> **What is required**: Reproduce each line below with no alterations.

> **Data in this exercise**:
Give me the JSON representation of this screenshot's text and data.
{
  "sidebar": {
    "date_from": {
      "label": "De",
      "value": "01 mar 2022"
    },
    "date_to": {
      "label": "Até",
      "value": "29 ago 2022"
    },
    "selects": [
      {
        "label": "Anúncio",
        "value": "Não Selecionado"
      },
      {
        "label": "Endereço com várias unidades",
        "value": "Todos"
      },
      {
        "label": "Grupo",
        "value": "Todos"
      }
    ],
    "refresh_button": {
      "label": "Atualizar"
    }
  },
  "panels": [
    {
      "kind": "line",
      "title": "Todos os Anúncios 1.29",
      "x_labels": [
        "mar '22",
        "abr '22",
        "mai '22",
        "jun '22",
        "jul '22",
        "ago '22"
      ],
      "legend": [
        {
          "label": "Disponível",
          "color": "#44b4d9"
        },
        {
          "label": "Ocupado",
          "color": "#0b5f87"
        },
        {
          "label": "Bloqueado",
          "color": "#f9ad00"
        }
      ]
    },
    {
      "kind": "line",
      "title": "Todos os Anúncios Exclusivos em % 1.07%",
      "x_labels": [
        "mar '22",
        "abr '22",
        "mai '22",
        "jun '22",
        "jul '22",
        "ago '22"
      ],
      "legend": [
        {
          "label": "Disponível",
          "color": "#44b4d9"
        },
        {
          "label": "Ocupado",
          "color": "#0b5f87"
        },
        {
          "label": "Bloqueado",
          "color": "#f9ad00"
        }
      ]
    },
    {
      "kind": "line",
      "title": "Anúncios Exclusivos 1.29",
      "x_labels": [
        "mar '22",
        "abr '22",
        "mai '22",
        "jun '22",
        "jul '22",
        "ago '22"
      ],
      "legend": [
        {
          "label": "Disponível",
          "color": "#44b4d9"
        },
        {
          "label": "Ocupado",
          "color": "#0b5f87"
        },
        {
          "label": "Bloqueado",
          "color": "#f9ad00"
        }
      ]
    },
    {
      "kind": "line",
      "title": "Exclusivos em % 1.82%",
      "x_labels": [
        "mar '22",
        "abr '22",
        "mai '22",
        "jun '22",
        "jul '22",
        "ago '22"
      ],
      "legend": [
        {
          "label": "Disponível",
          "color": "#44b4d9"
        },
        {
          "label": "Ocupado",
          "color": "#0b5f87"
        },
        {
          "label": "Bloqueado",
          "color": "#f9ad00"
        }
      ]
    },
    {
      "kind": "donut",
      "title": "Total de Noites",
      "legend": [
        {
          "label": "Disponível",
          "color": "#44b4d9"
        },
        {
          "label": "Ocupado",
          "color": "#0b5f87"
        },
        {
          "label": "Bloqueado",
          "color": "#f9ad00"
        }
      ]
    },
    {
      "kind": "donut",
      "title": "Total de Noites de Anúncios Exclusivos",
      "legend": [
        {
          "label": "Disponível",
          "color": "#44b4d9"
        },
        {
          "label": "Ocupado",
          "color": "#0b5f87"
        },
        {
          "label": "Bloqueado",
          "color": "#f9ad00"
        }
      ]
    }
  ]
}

> **Output**:
Give me the JSON representation of this screenshot's text and data.
{
  "sidebar": {
    "date_from": {
      "label": "De",
      "value": "01 mar 2022"
    },
    "date_to": {
      "label": "Até",
      "value": "29 ago 2022"
    },
    "selects": [
      {
        "label": "Anúncio",
        "value": "Não Selecionado"
      },
      {
        "label": "Endereço com várias unidades",
        "value": "Todos"
      },
      {
        "label": "Grupo",
        "value": "Todos"
      }
    ],
    "refresh_button": {
      "label": "Atualizar"
    }
  },
  "panels": [
    {
      "kind": "line",
      "title": "Todos os Anúncios 1.29",
      "x_labels": [
        "mar '22",
        "abr '22",
        "mai '22",
        "jun '22",
        "jul '22",
        "ago '22"
      ],
      "legend": [
        {
          "label": "Disponível",
          "color": "#44b4d9"
        },
        {
          "label": "Ocupado",
          "color": "#0b5f87"
        },
        {
          "label": "Bloqueado",
          "color": "#f9ad00"
        }
      ]
    },
    {
      "kind": "line",
      "title": "Todos os Anúncios Exclusivos em % 1.07%",
      "x_labels": [
        "mar '22",
        "abr '22",
        "mai '22",
        "jun '22",
        "jul '22",
        "ago '22"
      ],
      "legend": [
        {
          "label": "Disponível",
          "color": "#44b4d9"
        },
        {
          "label": "Ocupado",
          "color": "#0b5f87"
        },
        {
          "label": "Bloqueado",
          "color": "#f9ad00"
        }
      ]
    },
    {
      "kind": "line",
      "title": "Anúncios Exclusivos 1.29",
      "x_labels": [
        "mar '22",
        "abr '22",
        "mai '22",
        "jun '22",
        "jul '22",
        "ago '22"
      ],
      "legend": [
        {
          "label": "Disponível",
          "color": "#44b4d9"
        },
        {
          "label": "Ocupado",
          "color": "#0b5f87"
        },
        {
          "label": "Bloqueado",
          "color": "#f9ad00"
        }
      ]
    },
    {
      "kind": "line",
      "title": "Exclusivos em % 1.82%",
      "x_labels": [
        "mar '22",
        "abr '22",
        "mai '22",
        "jun '22",
        "jul '22",
        "ago '22"
      ],
      "legend": [
        {
          "label": "Disponível",
          "color": "#44b4d9"
        },
        {
          "label": "Ocupado",
          "color": "#0b5f87"
        },
        {
          "label": "Bloqueado",
          "color": "#f9ad00"
        }
      ]
    },
    {
      "kind": "donut",
      "title": "Total de Noites",
      "legend": [
        {
          "label": "Disponível",
          "color": "#44b4d9"
        },
        {
          "label": "Ocupado",
          "color": "#0b5f87"
        },
        {
          "label": "Bloqueado",
          "color": "#f9ad00"
        }
      ]
    },
    {
      "kind": "donut",
      "title": "Total de Noites de Anúncios Exclusivos",
      "legend": [
        {
          "label": "Disponível",
          "color": "#44b4d9"
        },
        {
          "label": "Ocupado",
          "color": "#0b5f87"
        },
        {
          "label": "Bloqueado",
          "color": "#f9ad00"
        }
      ]
    }
  ]
}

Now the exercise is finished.